The Black Dahlia
Brian De Palma's adaptation of James Elroy's 1987 novel was a hotly anticipated affair. The story of the infamous and brutal murder of 22 year old aspiring actress, Elizabeth Short, was dubbed 'unfilmable' in 1947 - and remains so after this appalling waste of time.
The film follows two tough cops on the hunt for the killer responsible for a crime that rocked Hollywood at the time, mainly due to the gruesome state the victim was found in. Cut in half, disembowelled and sliced from the mouth to both ears, Short's murder attracted a media frenzy. In response, the police department put their most celebrated cops on the case. Nicknamed Mr. Fire and Mr. Ice after their successful careers as boxers, these two soon find the public spotlight brings with it unbearable pressure from every angle to see this case through to a conviction. Lee Blanchard (Aaron Eckhart), the gung-ho half of the duo, becomes strangely consumed by the case - much to the worry of his troubled wife
played here by Scarlett Johansson, His partner, Dwight "Bucky" Bleichert (Josh Harnett), assumes the role of the younger, naive cop who isn't fazed by the celebrity status, but just wants to see his idealistic view of justice done.
I would be here all day if I tried to divulge how the plot progresses from here and to be honest I'm not too sure myself.
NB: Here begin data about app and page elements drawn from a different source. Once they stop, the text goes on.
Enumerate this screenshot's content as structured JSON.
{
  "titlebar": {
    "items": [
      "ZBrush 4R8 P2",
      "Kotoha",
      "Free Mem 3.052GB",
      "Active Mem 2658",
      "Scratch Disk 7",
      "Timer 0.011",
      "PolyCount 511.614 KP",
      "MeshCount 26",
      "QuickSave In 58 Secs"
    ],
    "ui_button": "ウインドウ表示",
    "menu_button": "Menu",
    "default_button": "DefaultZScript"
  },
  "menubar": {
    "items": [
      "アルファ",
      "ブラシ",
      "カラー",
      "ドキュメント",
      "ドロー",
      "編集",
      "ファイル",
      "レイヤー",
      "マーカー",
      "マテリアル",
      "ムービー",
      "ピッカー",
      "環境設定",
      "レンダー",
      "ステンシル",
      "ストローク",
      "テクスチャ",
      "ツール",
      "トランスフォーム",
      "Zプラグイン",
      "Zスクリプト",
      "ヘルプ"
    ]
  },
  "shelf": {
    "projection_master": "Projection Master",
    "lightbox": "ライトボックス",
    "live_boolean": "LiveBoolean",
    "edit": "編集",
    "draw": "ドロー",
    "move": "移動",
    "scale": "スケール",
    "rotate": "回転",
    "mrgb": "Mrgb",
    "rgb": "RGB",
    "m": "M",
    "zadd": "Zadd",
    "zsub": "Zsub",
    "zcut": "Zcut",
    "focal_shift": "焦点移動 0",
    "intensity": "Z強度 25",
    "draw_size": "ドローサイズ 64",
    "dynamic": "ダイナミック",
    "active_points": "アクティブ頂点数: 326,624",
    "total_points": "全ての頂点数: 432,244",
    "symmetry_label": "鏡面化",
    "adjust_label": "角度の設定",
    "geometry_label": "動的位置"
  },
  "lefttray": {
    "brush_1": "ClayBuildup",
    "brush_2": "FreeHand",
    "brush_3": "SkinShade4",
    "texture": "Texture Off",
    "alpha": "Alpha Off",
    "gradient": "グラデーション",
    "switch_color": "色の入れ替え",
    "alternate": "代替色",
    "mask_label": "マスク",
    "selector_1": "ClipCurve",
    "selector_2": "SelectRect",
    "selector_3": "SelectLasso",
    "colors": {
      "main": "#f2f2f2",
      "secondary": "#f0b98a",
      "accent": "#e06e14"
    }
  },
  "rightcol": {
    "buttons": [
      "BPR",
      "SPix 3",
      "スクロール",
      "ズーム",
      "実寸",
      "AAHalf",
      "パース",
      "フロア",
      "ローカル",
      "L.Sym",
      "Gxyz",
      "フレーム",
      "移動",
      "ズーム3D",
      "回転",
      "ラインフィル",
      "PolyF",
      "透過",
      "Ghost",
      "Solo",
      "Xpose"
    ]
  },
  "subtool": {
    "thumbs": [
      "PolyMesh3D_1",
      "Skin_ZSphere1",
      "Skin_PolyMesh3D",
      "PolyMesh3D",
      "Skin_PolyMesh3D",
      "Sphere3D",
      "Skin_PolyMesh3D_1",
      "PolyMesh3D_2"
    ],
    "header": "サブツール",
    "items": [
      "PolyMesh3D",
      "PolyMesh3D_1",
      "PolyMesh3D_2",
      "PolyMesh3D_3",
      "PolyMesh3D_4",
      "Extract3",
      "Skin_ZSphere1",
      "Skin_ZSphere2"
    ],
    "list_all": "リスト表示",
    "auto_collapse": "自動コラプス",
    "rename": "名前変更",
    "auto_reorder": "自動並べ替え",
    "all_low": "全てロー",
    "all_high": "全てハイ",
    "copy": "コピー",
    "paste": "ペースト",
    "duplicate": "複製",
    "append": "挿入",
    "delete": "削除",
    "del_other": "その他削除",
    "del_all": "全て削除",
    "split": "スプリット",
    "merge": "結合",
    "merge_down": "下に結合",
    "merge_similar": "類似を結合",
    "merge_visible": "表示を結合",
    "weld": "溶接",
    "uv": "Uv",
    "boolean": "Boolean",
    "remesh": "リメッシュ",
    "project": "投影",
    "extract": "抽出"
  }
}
The story is packed full of subplot upon subplot to the point of utter confusion. Elroy's previous screen adaptation L.A. Confidential is just as complicated, but it is written and acted with such skill that you really engage with the characters and try hard to follow them through the complex web of double-crosses and deceit. The opposite is the case here - as the acting is amateur, with each performance rarely rising above a stereotype depiction of 40's film noir cop movies. To be honest I never expected much from Hartnett but I had imagined that the presence of Oscar Winner Hilary Swank would inject a touch of quality to the proceedings, but unfortunately not. To describe Johansson's performance as wooden would be an insult to Pinocchio. The only exception here is Mia Krishner's mesmerising scenes as Betty Short, seen in flash backs and found screen tests. She is dazzlingly beautiful and her deeply innocent and desperately sad eyes give you a clue as to why so many real life detectives became obsessed with this case.
The film as a whole is visually stunning, but style is never a wise substitute for content and despite the dazzling aesthetics De Palma fails to convince his audience of the depth and seriousness of his characters or the period in which they exist. In 1982 Steve Martin did a far better job in Dead Men Don't Wear Plaid and that was a spoof, not to mention Bugsy Malone.